There is virtually no training currently accomplished at low altitude, and tasks easily accomplished at medium altitude can overwhelm pilots flying in the weeds. If—when—the need arises to re-enter that structure in a combat environment, there won’t be time for slow learning curves or multiple do-over sorties that are now the norm throughout the flight training pipeline. The competence and confidence that comes with screening will renew an elite mindset in the fighter force that will enable mission success, further unit cohesion and foster an individual’s desire to stay.
The last of the measures the service must address is the space in between the faucet—their graduation from flight school—and a pilot’s first opportunity to leave the service.
If the Air Force is going to avoid the mop-grabbing mode in the future, it needs to begin their retention efforts the moment a pilot leaves flight school. People are smart; they know when they are valued, and when an organization feigns interest up until a crisis. The current bonus system begins only when pilots are approaching their option to leave. The Air Force should increase flight pay to a point where pilots feel valued from the moment they leave flight school until they are eligible for the bonus—and the service should sustain those pay and bonus levels throughout their flying careers.
While the moves suggested above may seem costly, the alternatives are staggering. It cost $6 million a year to train an Air Force fighter pilot in 2013. Pilots receive a ten-year service commitment on graduation from flight school. If it cost the service several million to retain a $60 million talent for another ten years, it would more than pay for itself on paper, while elevating the competency, cohesion and combat capability of our fighter force.

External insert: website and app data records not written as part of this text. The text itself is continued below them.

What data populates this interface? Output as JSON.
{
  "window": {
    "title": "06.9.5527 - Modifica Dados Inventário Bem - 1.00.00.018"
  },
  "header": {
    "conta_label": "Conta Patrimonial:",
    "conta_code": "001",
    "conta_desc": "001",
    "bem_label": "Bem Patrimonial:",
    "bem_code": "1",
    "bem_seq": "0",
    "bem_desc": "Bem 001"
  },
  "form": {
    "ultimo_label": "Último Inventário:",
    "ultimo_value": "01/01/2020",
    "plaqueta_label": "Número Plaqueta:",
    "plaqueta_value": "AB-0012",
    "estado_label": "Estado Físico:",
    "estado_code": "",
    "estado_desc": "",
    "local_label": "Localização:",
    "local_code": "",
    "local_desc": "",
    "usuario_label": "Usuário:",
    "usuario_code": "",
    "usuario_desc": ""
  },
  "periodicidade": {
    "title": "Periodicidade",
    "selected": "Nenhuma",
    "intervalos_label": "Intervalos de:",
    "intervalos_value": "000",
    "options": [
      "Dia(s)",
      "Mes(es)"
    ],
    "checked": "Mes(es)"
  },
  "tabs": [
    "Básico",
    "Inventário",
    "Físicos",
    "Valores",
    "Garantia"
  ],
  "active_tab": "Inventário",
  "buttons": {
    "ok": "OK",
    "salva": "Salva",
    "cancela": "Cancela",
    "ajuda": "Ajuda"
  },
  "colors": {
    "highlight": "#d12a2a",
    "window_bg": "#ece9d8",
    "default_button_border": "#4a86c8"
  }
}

John Venable is a senior research fellow for defense policy at the Heritage Foundation.